Diagnosis Os trigonum syndrome can mimic other conditions such as an Achilles tendon injury, ankle sprain, or talus fracture. Diagnosis of os trigonum syndrome begins with questions from the doctor about the development of the symptoms. After the foot and ankle are examined, x-rays or other imaging tests are often ordered to assist in making the diagnosis The os trigonum, at the back, may fail to join up with the other parts and remain separate. Usually, this is not a problem as the os is tightly bound by fibrous tissue to the rest of the talus. If the join is damaged by an injury, the os trigonum can become mobile and then painful If an os trigonum is present, additional bony impingement with these structures can occur. This is called the os trigonum syndrome and can be an important cause of chronic pain, particularly amongst professional athletes [3-5]. The term os trigonum is often used inappropriately He Os Trigonus or Trigonum It is one of these guest bones and is located in the back of the ankle, specifically behind the talus, to which it is usually attached by fibers. Whether or not this bone exists may be of congenital cause, that is, it is present at birth

The os trigonum is one of the largest and most common accessory ossicles in the ankle and foot region, with an estimated prevalence of 1-25% of patients , , . It begins to appear between the ages of 8 and 11 years in boys and 8-10 years in girls as a secondary center of ossification The os trigonum is an extra (accessory) bone that sometimes develops behind the ankle bone (talus). It is connected to the talus by a fibrous band. It is connected to the talus by a fibrous band. The presence of an os trigonum in one or both feet is congenital (present at birth) Os Trigonum Syndrome is a painful condition that affects the back of the ankle. Os Trigonum Syndrome is common among ballet dancers and those who participate in activities that require lots of plantarflexion of the foot an ankle, such as football CHAPTER II OS TRIGONUM S'\A{DROME Gerard V. Yu, DPlt Amanda MeszAros, DPM Theresa L. Scbinke, DPM Michael B. Canales.DPl,t INTRODUCTION The os trigonum is an anatomical variant of the posterior process of the talus w-here a secondary center of ossification located within the lateral tubercle fails to fuse with the main body of the talus. This secondary center generally appears betw-ee

Os Trigonum SyndromeCausesSymptomsTreatmen

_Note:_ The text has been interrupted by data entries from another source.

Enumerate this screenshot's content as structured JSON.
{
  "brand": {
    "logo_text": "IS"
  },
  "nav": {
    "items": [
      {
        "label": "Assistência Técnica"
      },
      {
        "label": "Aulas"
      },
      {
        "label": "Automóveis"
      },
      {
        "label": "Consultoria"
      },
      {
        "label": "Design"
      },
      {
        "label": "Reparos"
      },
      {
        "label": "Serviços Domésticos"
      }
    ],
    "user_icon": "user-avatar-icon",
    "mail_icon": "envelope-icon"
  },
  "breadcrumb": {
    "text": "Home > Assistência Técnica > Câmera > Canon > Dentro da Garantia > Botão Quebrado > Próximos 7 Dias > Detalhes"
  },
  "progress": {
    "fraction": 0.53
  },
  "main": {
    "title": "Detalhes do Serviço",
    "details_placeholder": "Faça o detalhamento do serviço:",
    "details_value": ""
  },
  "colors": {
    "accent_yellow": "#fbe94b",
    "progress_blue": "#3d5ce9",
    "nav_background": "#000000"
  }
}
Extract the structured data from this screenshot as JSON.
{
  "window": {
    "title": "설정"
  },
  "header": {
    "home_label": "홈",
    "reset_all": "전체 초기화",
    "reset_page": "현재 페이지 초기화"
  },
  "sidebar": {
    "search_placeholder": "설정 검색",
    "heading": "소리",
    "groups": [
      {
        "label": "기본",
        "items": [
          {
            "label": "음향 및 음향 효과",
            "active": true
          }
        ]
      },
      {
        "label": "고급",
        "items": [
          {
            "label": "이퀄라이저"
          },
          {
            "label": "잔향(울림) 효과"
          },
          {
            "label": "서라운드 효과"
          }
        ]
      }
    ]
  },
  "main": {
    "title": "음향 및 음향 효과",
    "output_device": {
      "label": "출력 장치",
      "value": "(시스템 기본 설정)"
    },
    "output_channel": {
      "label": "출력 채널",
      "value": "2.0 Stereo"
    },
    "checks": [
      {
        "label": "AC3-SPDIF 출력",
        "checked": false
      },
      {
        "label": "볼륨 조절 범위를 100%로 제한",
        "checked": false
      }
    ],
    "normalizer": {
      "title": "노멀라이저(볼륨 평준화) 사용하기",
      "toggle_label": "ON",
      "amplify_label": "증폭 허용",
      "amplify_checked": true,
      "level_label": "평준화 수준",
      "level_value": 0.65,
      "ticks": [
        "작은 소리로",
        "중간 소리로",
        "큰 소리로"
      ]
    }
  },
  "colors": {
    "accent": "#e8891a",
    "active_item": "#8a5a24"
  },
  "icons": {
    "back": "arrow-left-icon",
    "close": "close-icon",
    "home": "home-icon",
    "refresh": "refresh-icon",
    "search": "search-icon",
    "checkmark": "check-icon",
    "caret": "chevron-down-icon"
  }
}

An os trigonum represents a failure of fusion of the lateral tubercle of the posterior process. It is estimated to be present in approximately 7% of adults and is bilateral in about in 2% of the population. In the majority of cases, it is discovered as an incidental finding. As this case illustrates, an os trigonum can predispose a player to. Os Trigonum surgery is used to remove a painful ostrigonum (small bone at the back of the foot). The ostrigonum is an accessory (extra) bone that sometimes develops behind the talus (ankle bone) during adolescence Gout as a differential diagnosis for os trigonum syndrome in adolescent patients. Posterior ankle pain in the adolescent patient population is a relatively uncommon complaint The os trigonum is corticated and articulates with the lateral tubercle via a synchondrosis. The posterior surface of the os trigonum is non-articular but serves as a point of attachment for capsuloligamentous structures, in particular the posterior talofibular and posterior talocalcaneal ligaments. 6. 5

Ankle impingement | Journal of Orthopaedic Surgery andPosterior Ankle Impingement - bony — Rayner & SmalePosterior ankle impingement syndrome (Os trigonum syndromePosterior ankle impingement | Image | RadiopaediaFile:Accessory bones of the wrist